Clinics Let Students Get Real
The National Law Journal
May 18, 2015
Joel H. Bernstein comments on the importance of law clinics which provide hands-on training for up and coming lawyers
Clinics have been part of the curriculum on some campuses for more than four decades, but now law schools are adding them to give students more "real world" training. Legal employers clamor for new hires who can perform well immediately, while students who plan to hang out a shingle realize they'll need some practical experience.
The American Bar Association now requires students to earn at least six credits through "experiential" courses, which include clinics, externships and simulations. Six schools mandate that students complete at least one clinic, and another 40 schools guarantee every student a seat in a clinic.

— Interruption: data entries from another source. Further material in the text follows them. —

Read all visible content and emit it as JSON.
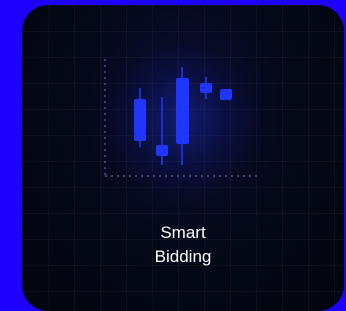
{
  "page": {
    "background_color": "#1e00ff"
  },
  "card": {
    "title_line1": "Smart",
    "title_line2": "Bidding",
    "icon": "candlestick-chart-icon",
    "accent_color": "#1f36ff"
  }
}
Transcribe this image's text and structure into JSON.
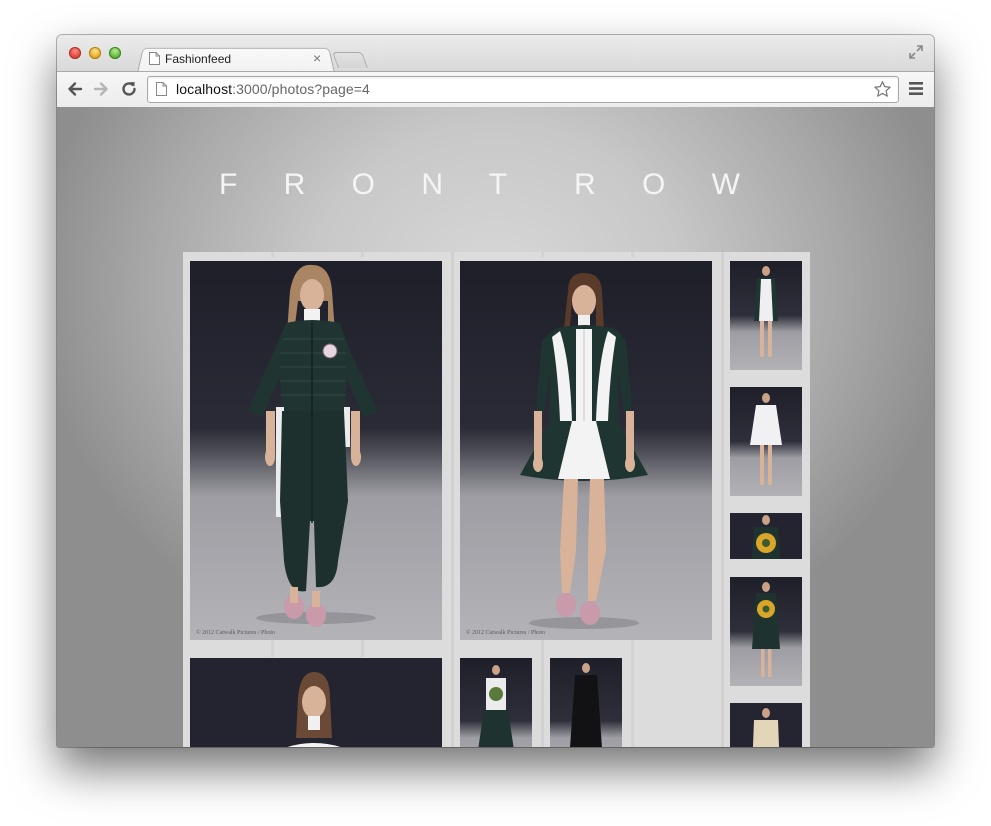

"When you think about medical school, those students are seeing patients and cutting up cadavers," he said. "They're doing all sorts of stuff from almost the first week of the program. In our profession, until clinics started to become a big part of the educational process, people were just thrown in." Today new lawyers handle complex matters the day they are sworn into the bar, Bernstein said, yet he spent his first years on the job teaching himself to practice.